▸ TASK INSTRUCTIONS
This exercise calls for the whole listing to be given again exactly, without images.

▸ SUPPLIED MATERIAL

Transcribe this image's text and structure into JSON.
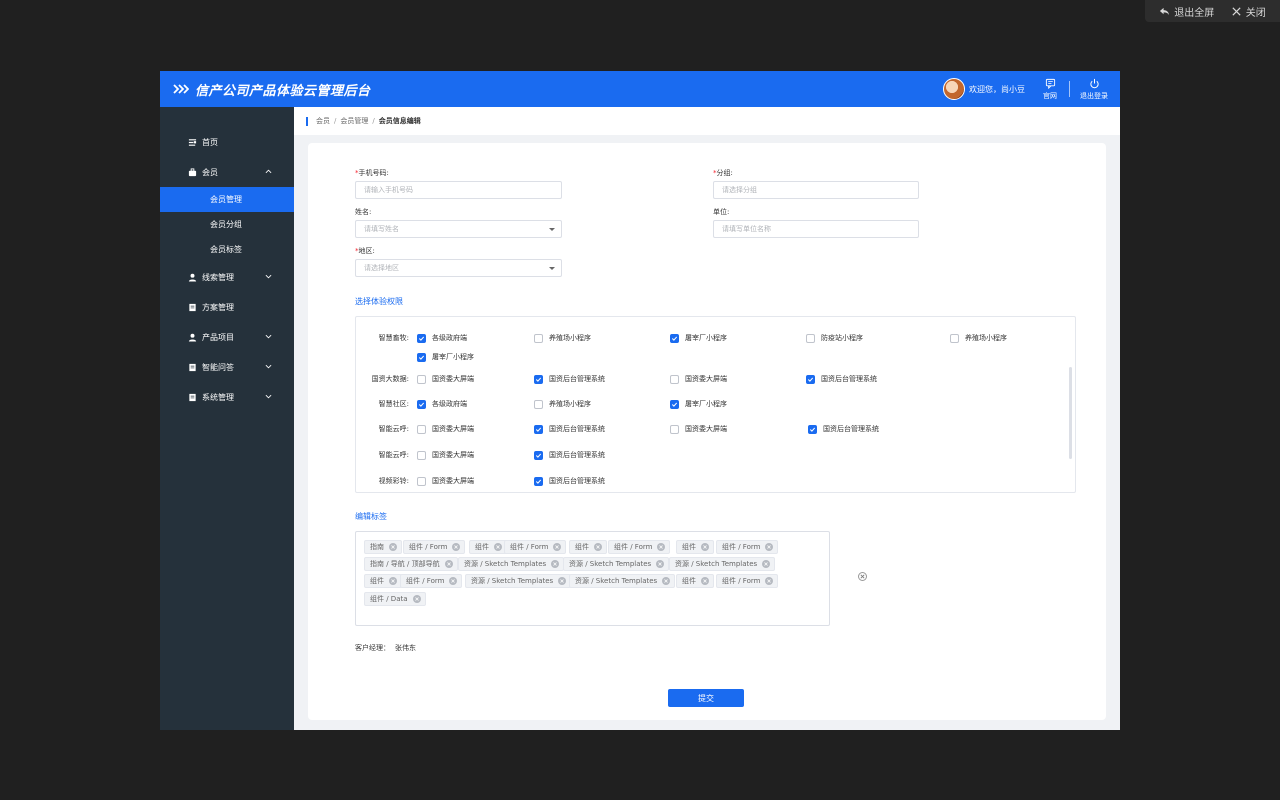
{
  "viewer": {
    "exit_fullscreen": "退出全屏",
    "close": "关闭"
  },
  "header": {
    "title": "信产公司产品体验云管理后台",
    "welcome": "欢迎您，尚小豆",
    "official_site": "官网",
    "logout": "退出登录",
    "brand_color": "#1a6bf0"
  },
  "sidebar": {
    "home": "首页",
    "member": "会员",
    "member_manage": "会员管理",
    "member_group": "会员分组",
    "member_tag": "会员标签",
    "leads": "线索管理",
    "plans": "方案管理",
    "products": "产品项目",
    "qa": "智能问答",
    "system": "系统管理"
  },
  "breadcrumb": {
    "l1": "会员",
    "sep": "/",
    "l2": "会员管理",
    "current": "会员信息编辑"
  },
  "form": {
    "phone_label": "手机号码:",
    "phone_placeholder": "请输入手机号码",
    "group_label": "分组:",
    "group_placeholder": "请选择分组",
    "name_label": "姓名:",
    "name_placeholder": "请填写姓名",
    "unit_label": "单位:",
    "unit_placeholder": "请填写单位名称",
    "region_label": "地区:",
    "region_placeholder": "请选择地区",
    "required_mark": "*"
  },
  "permissions": {
    "section_title": "选择体验权限",
    "rows": [
      {
        "label": "智慧畜牧:"
      },
      {
        "label": "国资大数据:"
      },
      {
        "label": "智慧社区:"
      },
      {
        "label": "智能云呼:"
      },
      {
        "label": "智能云呼:"
      },
      {
        "label": "视频彩铃:"
      }
    ],
    "options": {
      "gov_end": "各级政府端",
      "farm_mini": "养殖场小程序",
      "slaughter_mini": "屠宰厂小程序",
      "epidemic_mini": "防疫站小程序",
      "big_screen": "国资委大屏端",
      "backend": "国资后台管理系统"
    }
  },
  "tags": {
    "section_title": "编辑标签",
    "items": [
      "指南",
      "组件 / Form",
      "组件",
      "组件 / Form",
      "组件",
      "组件 / Form",
      "组件",
      "组件 / Form",
      "指南 / 导航 / 顶部导航",
      "资源 / Sketch Templates",
      "资源 / Sketch Templates",
      "资源 / Sketch Templates",
      "组件",
      "组件 / Form",
      "资源 / Sketch Templates",
      "资源 / Sketch Templates",
      "组件",
      "组件 / Form",
      "组件 / Data"
    ]
  },
  "manager": {
    "label": "客户经理：",
    "value": "张伟东"
  },
  "submit_label": "提交"
}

▸ WRITTEN REPLY
Transcribe this image's text and structure into JSON.
{
  "viewer": {
    "exit_fullscreen": "退出全屏",
    "close": "关闭"
  },
  "header": {
    "title": "信产公司产品体验云管理后台",
    "welcome": "欢迎您，尚小豆",
    "official_site": "官网",
    "logout": "退出登录",
    "brand_color": "#1a6bf0"
  },
  "sidebar": {
    "home": "首页",
    "member": "会员",
    "member_manage": "会员管理",
    "member_group": "会员分组",
    "member_tag": "会员标签",
    "leads": "线索管理",
    "plans": "方案管理",
    "products": "产品项目",
    "qa": "智能问答",
    "system": "系统管理"
  },
  "breadcrumb": {
    "l1": "会员",
    "sep": "/",
    "l2": "会员管理",
    "current": "会员信息编辑"
  },
  "form": {
    "phone_label": "手机号码:",
    "phone_placeholder": "请输入手机号码",
    "group_label": "分组:",
    "group_placeholder": "请选择分组",
    "name_label": "姓名:",
    "name_placeholder": "请填写姓名",
    "unit_label": "单位:",
    "unit_placeholder": "请填写单位名称",
    "region_label": "地区:",
    "region_placeholder": "请选择地区",
    "required_mark": "*"
  },
  "permissions": {
    "section_title": "选择体验权限",
    "rows": [
      {
        "label": "智慧畜牧:"
      },
      {
        "label": "国资大数据:"
      },
      {
        "label": "智慧社区:"
      },
      {
        "label": "智能云呼:"
      },
      {
        "label": "智能云呼:"
      },
      {
        "label": "视频彩铃:"
      }
    ],
    "options": {
      "gov_end": "各级政府端",
      "farm_mini": "养殖场小程序",
      "slaughter_mini": "屠宰厂小程序",
      "epidemic_mini": "防疫站小程序",
      "big_screen": "国资委大屏端",
      "backend": "国资后台管理系统"
    }
  },
  "tags": {
    "section_title": "编辑标签",
    "items": [
      "指南",
      "组件 / Form",
      "组件",
      "组件 / Form",
      "组件",
      "组件 / Form",
      "组件",
      "组件 / Form",
      "指南 / 导航 / 顶部导航",
      "资源 / Sketch Templates",
      "资源 / Sketch Templates",
      "资源 / Sketch Templates",
      "组件",
      "组件 / Form",
      "资源 / Sketch Templates",
      "资源 / Sketch Templates",
      "组件",
      "组件 / Form",
      "组件 / Data"
    ]
  },
  "manager": {
    "label": "客户经理：",
    "value": "张伟东"
  },
  "submit_label": "提交"
}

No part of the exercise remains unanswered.